The value of b in the Van der Waals Equation represents the excluded volume of the molecules, or the space that the molecules take up in a given volume. It is used to correct for the volume of the molecules in real gases, making the equation more accurate.

## 3. How is b calculated in the Van der Waals Equation?

The value of b is calculated by taking the total volume of the molecules and dividing it by the number of moles of gas. It is often experimentally determined and can vary depending on the type of gas.

## 4. Why is it important to use the Van der Waals Equation instead of the ideal gas law?

The ideal gas law assumes that gas molecules have no volume and do not interact with each other. However, in real gases, molecules do have volume and interact with each other. By using the Van der Waals Equation, we can account for these factors and obtain more accurate results.

## 5. How does the value of b affect the behavior of a gas?

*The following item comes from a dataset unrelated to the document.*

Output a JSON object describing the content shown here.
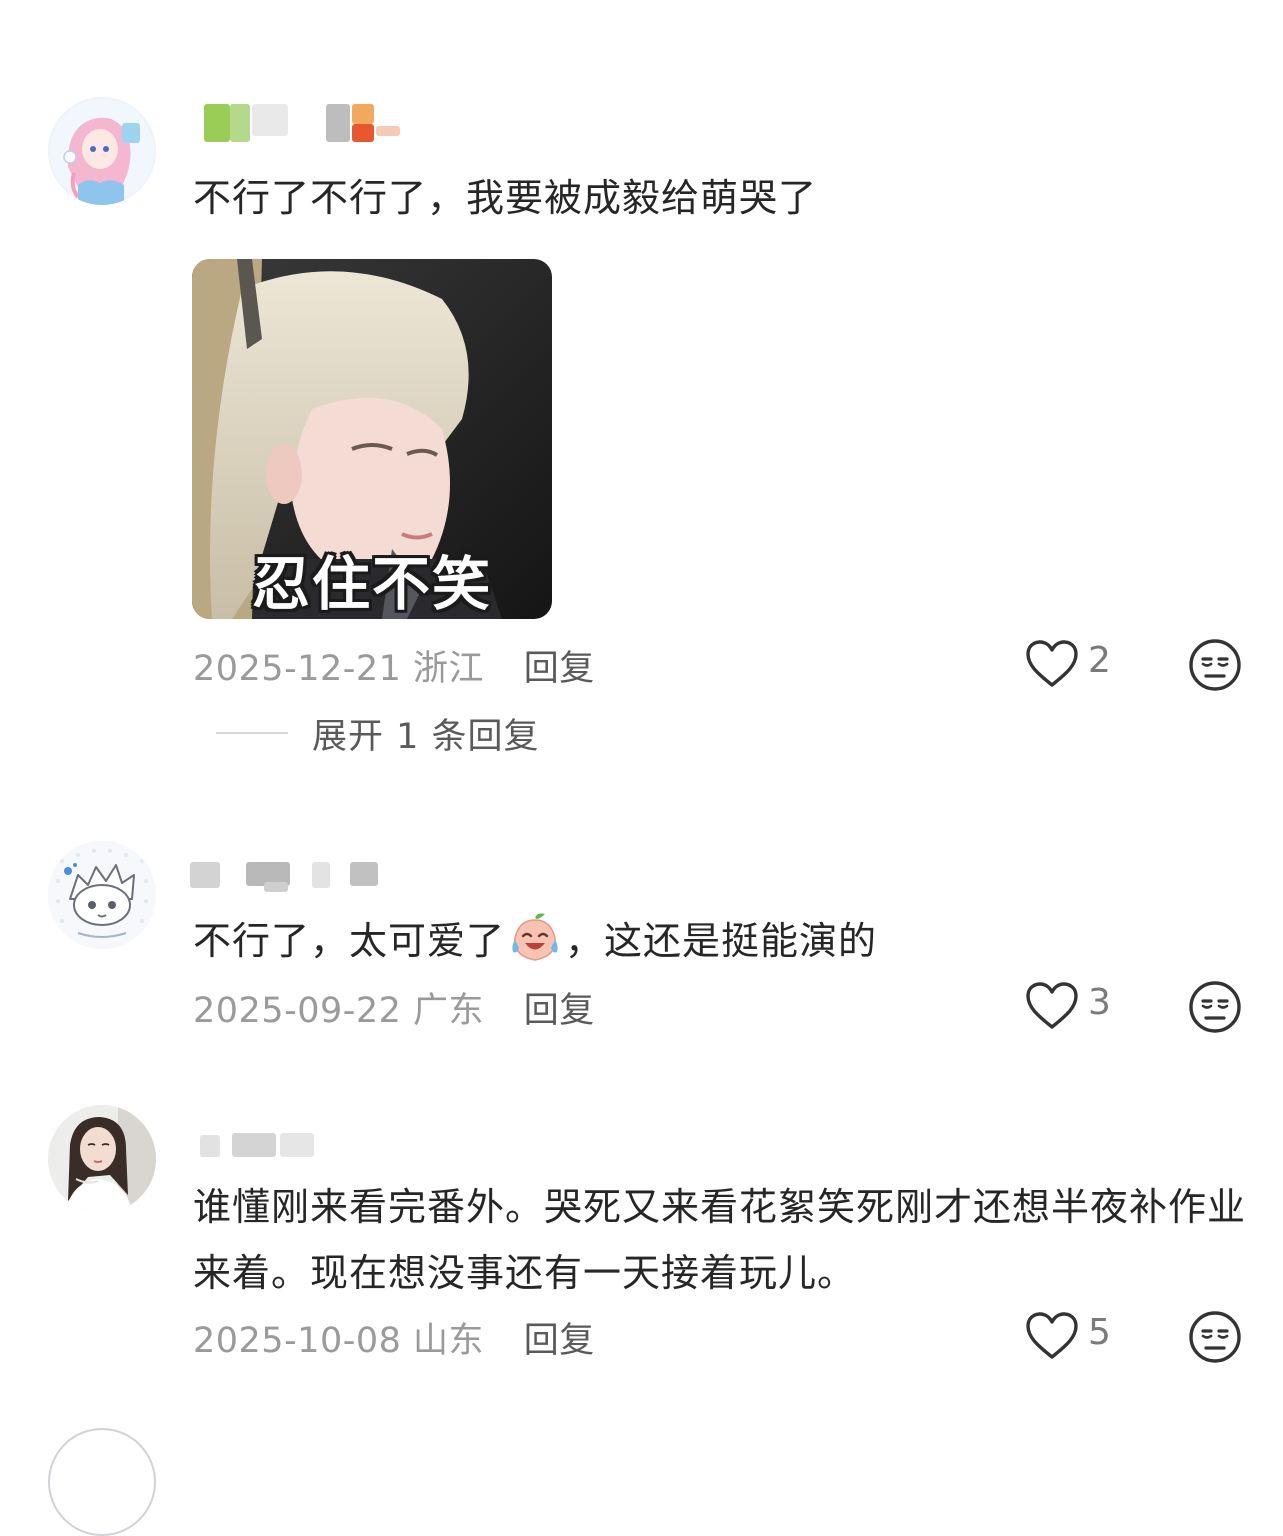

The value of b has a significant impact on the behavior of a gas. A larger b value means that the molecules take up more space and have stronger intermolecular forces, causing the gas to deviate more from ideal behavior. A smaller b value indicates that the molecules are more compact and have weaker intermolecular forces, resulting in a gas that behaves more like an ideal gas.

### Similar threads

• Introductory Physics Homework Help
Replies
2
Views
949
• Introductory Physics Homework Help
Replies
6
Views
2K
• Introductory Physics Homework Help
Replies
31
Views
769
• Introductory Physics Homework Help
Replies
6
Views
1K
• Introductory Physics Homework Help
Replies
6
Views
2K
• Introductory Physics Homework Help
Replies
10
Views
20K
• Thermodynamics
Replies
4
Views
538
• Introductory Physics Homework Help
Replies
1
Views
1K
• Introductory Physics Homework Help
Replies
8
Views
2K
• Classical Physics
Replies
23
Views
2K